(Exercise goal): The response should consist of every line below, unchanged.

- - - - - - -

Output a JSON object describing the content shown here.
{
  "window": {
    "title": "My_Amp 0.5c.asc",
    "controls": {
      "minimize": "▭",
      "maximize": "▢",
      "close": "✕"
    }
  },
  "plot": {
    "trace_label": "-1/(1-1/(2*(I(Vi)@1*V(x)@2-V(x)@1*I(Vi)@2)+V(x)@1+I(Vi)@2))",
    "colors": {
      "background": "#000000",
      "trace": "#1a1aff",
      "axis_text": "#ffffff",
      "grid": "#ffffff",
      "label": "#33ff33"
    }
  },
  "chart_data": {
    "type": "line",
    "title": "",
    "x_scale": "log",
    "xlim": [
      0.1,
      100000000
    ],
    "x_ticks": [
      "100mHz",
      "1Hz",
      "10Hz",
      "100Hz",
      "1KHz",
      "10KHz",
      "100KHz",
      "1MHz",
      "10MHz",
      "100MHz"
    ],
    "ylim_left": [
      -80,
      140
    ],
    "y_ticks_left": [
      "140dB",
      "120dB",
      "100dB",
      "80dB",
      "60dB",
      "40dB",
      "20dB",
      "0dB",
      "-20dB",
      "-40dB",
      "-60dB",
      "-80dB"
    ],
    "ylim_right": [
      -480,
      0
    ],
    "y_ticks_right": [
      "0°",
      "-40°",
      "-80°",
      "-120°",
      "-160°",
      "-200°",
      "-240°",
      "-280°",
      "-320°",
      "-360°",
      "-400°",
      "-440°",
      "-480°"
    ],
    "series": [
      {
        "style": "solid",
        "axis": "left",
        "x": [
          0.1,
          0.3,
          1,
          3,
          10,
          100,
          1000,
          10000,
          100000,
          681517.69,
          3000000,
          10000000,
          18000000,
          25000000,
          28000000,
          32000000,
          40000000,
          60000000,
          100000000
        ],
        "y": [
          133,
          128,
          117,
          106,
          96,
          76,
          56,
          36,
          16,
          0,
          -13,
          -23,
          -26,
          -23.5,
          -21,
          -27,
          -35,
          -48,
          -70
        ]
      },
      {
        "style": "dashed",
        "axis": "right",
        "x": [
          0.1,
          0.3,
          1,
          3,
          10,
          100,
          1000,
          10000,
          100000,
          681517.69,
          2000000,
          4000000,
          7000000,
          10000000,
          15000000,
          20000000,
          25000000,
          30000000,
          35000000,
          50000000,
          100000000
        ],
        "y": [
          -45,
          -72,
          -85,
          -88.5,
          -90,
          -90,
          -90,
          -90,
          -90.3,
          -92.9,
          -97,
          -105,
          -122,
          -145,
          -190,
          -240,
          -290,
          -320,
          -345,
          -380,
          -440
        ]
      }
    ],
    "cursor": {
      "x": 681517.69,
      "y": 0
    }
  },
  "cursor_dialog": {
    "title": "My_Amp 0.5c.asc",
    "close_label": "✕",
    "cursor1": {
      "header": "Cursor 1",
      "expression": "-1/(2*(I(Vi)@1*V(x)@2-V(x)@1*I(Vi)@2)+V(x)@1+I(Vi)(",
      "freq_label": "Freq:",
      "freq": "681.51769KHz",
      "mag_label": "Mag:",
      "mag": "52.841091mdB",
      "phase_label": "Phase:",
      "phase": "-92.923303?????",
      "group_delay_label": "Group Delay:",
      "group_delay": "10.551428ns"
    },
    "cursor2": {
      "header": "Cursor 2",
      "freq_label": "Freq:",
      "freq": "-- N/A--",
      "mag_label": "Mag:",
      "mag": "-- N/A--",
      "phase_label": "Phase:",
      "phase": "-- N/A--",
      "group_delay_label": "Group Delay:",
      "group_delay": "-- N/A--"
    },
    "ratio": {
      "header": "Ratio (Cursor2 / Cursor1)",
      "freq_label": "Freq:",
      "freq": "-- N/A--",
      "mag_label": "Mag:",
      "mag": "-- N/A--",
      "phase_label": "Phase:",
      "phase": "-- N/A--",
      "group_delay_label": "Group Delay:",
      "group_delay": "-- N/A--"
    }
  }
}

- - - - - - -

(Written response):
Output a JSON object describing the content shown here.
{
  "window": {
    "title": "My_Amp 0.5c.asc",
    "controls": {
      "minimize": "▭",
      "maximize": "▢",
      "close": "✕"
    }
  },
  "plot": {
    "trace_label": "-1/(1-1/(2*(I(Vi)@1*V(x)@2-V(x)@1*I(Vi)@2)+V(x)@1+I(Vi)@2))",
    "colors": {
      "background": "#000000",
      "trace": "#1a1aff",
      "axis_text": "#ffffff",
      "grid": "#ffffff",
      "label": "#33ff33"
    }
  },
  "chart_data": {
    "type": "line",
    "title": "",
    "x_scale": "log",
    "xlim": [
      0.1,
      100000000
    ],
    "x_ticks": [
      "100mHz",
      "1Hz",
      "10Hz",
      "100Hz",
      "1KHz",
      "10KHz",
      "100KHz",
      "1MHz",
      "10MHz",
      "100MHz"
    ],
    "ylim_left": [
      -80,
      140
    ],
    "y_ticks_left": [
      "140dB",
      "120dB",
      "100dB",
      "80dB",
      "60dB",
      "40dB",
      "20dB",
      "0dB",
      "-20dB",
      "-40dB",
      "-60dB",
      "-80dB"
    ],
    "ylim_right": [
      -480,
      0
    ],
    "y_ticks_right": [
      "0°",
      "-40°",
      "-80°",
      "-120°",
      "-160°",
      "-200°",
      "-240°",
      "-280°",
      "-320°",
      "-360°",
      "-400°",
      "-440°",
      "-480°"
    ],
    "series": [
      {
        "style": "solid",
        "axis": "left",
        "x": [
          0.1,
          0.3,
          1,
          3,
          10,
          100,
          1000,
          10000,
          100000,
          681517.69,
          3000000,
          10000000,
          18000000,
          25000000,
          28000000,
          32000000,
          40000000,
          60000000,
          100000000
        ],
        "y": [
          133,
          128,
          117,
          106,
          96,
          76,
          56,
          36,
          16,
          0,
          -13,
          -23,
          -26,
          -23.5,
          -21,
          -27,
          -35,
          -48,
          -70
        ]
      },
      {
        "style": "dashed",
        "axis": "right",
        "x": [
          0.1,
          0.3,
          1,
          3,
          10,
          100,
          1000,
          10000,
          100000,
          681517.69,
          2000000,
          4000000,
          7000000,
          10000000,
          15000000,
          20000000,
          25000000,
          30000000,
          35000000,
          50000000,
          100000000
        ],
        "y": [
          -45,
          -72,
          -85,
          -88.5,
          -90,
          -90,
          -90,
          -90,
          -90.3,
          -92.9,
          -97,
          -105,
          -122,
          -145,
          -190,
          -240,
          -290,
          -320,
          -345,
          -380,
          -440
        ]
      }
    ],
    "cursor": {
      "x": 681517.69,
      "y": 0
    }
  },
  "cursor_dialog": {
    "title": "My_Amp 0.5c.asc",
    "close_label": "✕",
    "cursor1": {
      "header": "Cursor 1",
      "expression": "-1/(2*(I(Vi)@1*V(x)@2-V(x)@1*I(Vi)@2)+V(x)@1+I(Vi)(",
      "freq_label": "Freq:",
      "freq": "681.51769KHz",
      "mag_label": "Mag:",
      "mag": "52.841091mdB",
      "phase_label": "Phase:",
      "phase": "-92.923303?????",
      "group_delay_label": "Group Delay:",
      "group_delay": "10.551428ns"
    },
    "cursor2": {
      "header": "Cursor 2",
      "freq_label": "Freq:",
      "freq": "-- N/A--",
      "mag_label": "Mag:",
      "mag": "-- N/A--",
      "phase_label": "Phase:",
      "phase": "-- N/A--",
      "group_delay_label": "Group Delay:",
      "group_delay": "-- N/A--"
    },
    "ratio": {
      "header": "Ratio (Cursor2 / Cursor1)",
      "freq_label": "Freq:",
      "freq": "-- N/A--",
      "mag_label": "Mag:",
      "mag": "-- N/A--",
      "phase_label": "Phase:",
      "phase": "-- N/A--",
      "group_delay_label": "Group Delay:",
      "group_delay": "-- N/A--"
    }
  }
}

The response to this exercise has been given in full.